Iqaluit Airport had some unexpected visitors on June 13 as the Italian aeronautics team made an unexpected landing at Iqaluit Airport at around 2:30 p.m.

The 11 Aermacchi jets and two support aircraft stopped overnight to refuel on its way to Greenland. The size of the jet engines are such that the ability to fly long distances is not the goal of this specific machine, but rather the increased manoeuvrability in small spaces.

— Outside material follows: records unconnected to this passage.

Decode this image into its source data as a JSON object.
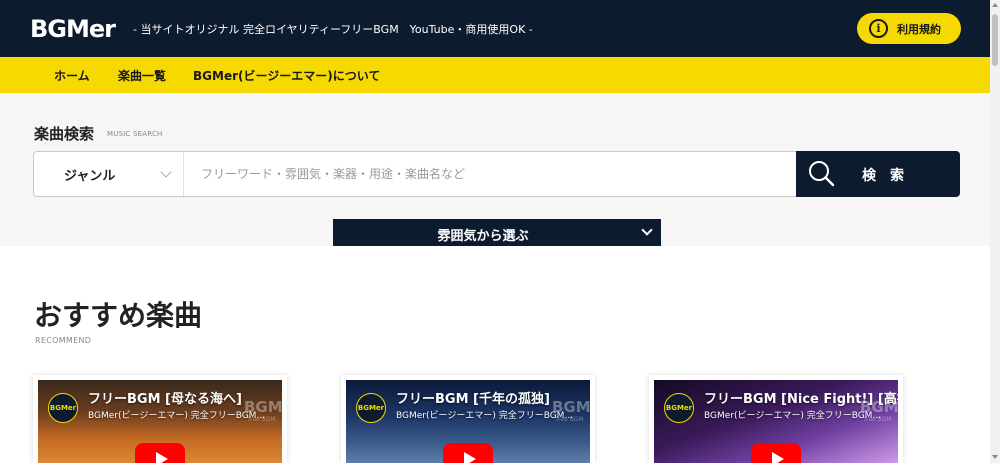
{
  "header": {
    "logo": "BGMer",
    "tagline": "- 当サイトオリジナル 完全ロイヤリティーフリーBGM　YouTube・商用使用OK -",
    "terms_icon": "i",
    "terms_label": "利用規約"
  },
  "nav": {
    "items": [
      {
        "label": "ホーム"
      },
      {
        "label": "楽曲一覧"
      },
      {
        "label": "BGMer(ビージーエマー)について"
      }
    ]
  },
  "search": {
    "title": "楽曲検索",
    "subtitle": "MUSIC SEARCH",
    "genre_label": "ジャンル",
    "placeholder": "フリーワード・雰囲気・楽器・用途・楽曲名など",
    "button_label": "検索",
    "mood_label": "雰囲気から選ぶ"
  },
  "recommend": {
    "title": "おすすめ楽曲",
    "subtitle": "RECOMMEND",
    "cards": [
      {
        "title": "フリーBGM [母なる海へ]",
        "channel": "BGMer(ビージーエマー) 完全フリーBGM...",
        "avatar": "BGMer",
        "watermark": "BGMer",
        "watermark_sub": "free BGM"
      },
      {
        "title": "フリーBGM [千年の孤独]",
        "channel": "BGMer(ビージーエマー) 完全フリーBGM...",
        "avatar": "BGMer",
        "watermark": "BGMer",
        "watermark_sub": "free BGM"
      },
      {
        "title": "フリーBGM [Nice Fight!] [高揚",
        "channel": "BGMer(ビージーエマー) 完全フリーBGM...",
        "avatar": "BGMer",
        "watermark": "BGMer",
        "watermark_sub": "free BGM"
      }
    ]
  },
  "colors": {
    "navy": "#0d1b2e",
    "yellow": "#f6d900"
  }
}
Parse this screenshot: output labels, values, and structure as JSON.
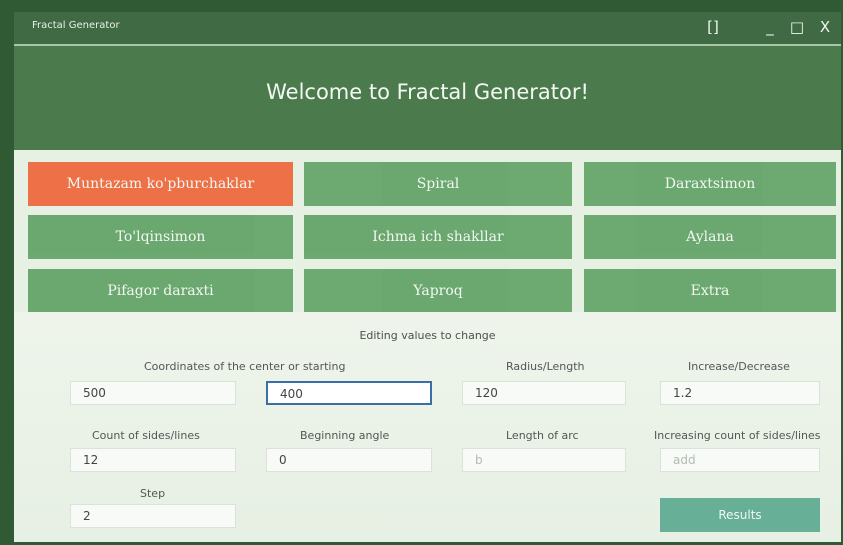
{
  "window": {
    "title": "Fractal Generator",
    "controls": [
      "[]",
      "_",
      "□",
      "X"
    ]
  },
  "header": {
    "welcome": "Welcome to Fractal Generator!"
  },
  "types": {
    "items": [
      "Muntazam ko'pburchaklar",
      "Spiral",
      "Daraxtsimon",
      "To'lqinsimon",
      "Ichma ich shakllar",
      "Aylana",
      "Pifagor daraxti",
      "Yaproq",
      "Extra"
    ]
  },
  "form": {
    "section_label": "Editing values to change",
    "fields": {
      "center_label": "Coordinates of the center or starting",
      "center_x": "500",
      "center_y": "400",
      "radius_label": "Radius/Length",
      "radius": "120",
      "increase_label": "Increase/Decrease",
      "increase": "1.2",
      "count_label": "Count of sides/lines",
      "count": "12",
      "angle_label": "Beginning angle",
      "angle": "0",
      "arc_label": "Length of arc",
      "arc_value": "b",
      "increasing_label": "Increasing count of sides/lines",
      "increasing_value": "add",
      "step_label": "Step",
      "step": "2"
    },
    "results_label": "Results"
  },
  "colors": {
    "selected": "#ee6a3f",
    "button": "#65a56a",
    "header": "#4b7b4d",
    "results": "#67af96"
  }
}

“I was flying ahead of them, and it came over the [air traffic control] waves," recounted a pilot who wished to remain anonymous in speaking with Nunavut News. “We came in from the North, they came in from the south, about 10 miles south [of us]. About 11 planes in formation to the west, flew overhead [of us] to the runway, and split off into two sections before splitting again into landing parties.”

“It’s the type of aircraft that is used for air shows and can only fly short distances,” explained Pierre Payette, service director at Iqaluit Airport. “They’re also used for training. So they take off from Italy, land in Greenland [to refuel], and after taking off in Greenland, there’s about a 60-minute window to make a decision about whether to land back in Greenland or fly over [to Nunavut].

"En route, they have to consider not only the weather on the ground, but the weather at high altitude. This decision was made to land [in Iqaluit] because there was freezing rain over Pang[nirtung], and the jets can’t just land anywhere, they need the asphalt runways that Pang[nirtung] Airport doesn’t have. This was just supposed to be a fuel stop, but the pilots decided to stay the night."

The Italians are in North America for a series of air shows across the continent over the summer. Their first Canadian stop is in Bagoteville, Que., then Trenton, Ont., followed by some shows in the U.S. and and another in Cold Lake, Alta. They'll be back in Iqaluit in September for a date that has yet to be determined.

“There’s a lot of preparation involved," elaborated Payette. "We met with them a week and a half ago and made the calculations. Weather plays a big factor.”

Kira Wronska Dorward, Local Journalism Initiative Reporter, Nunavut News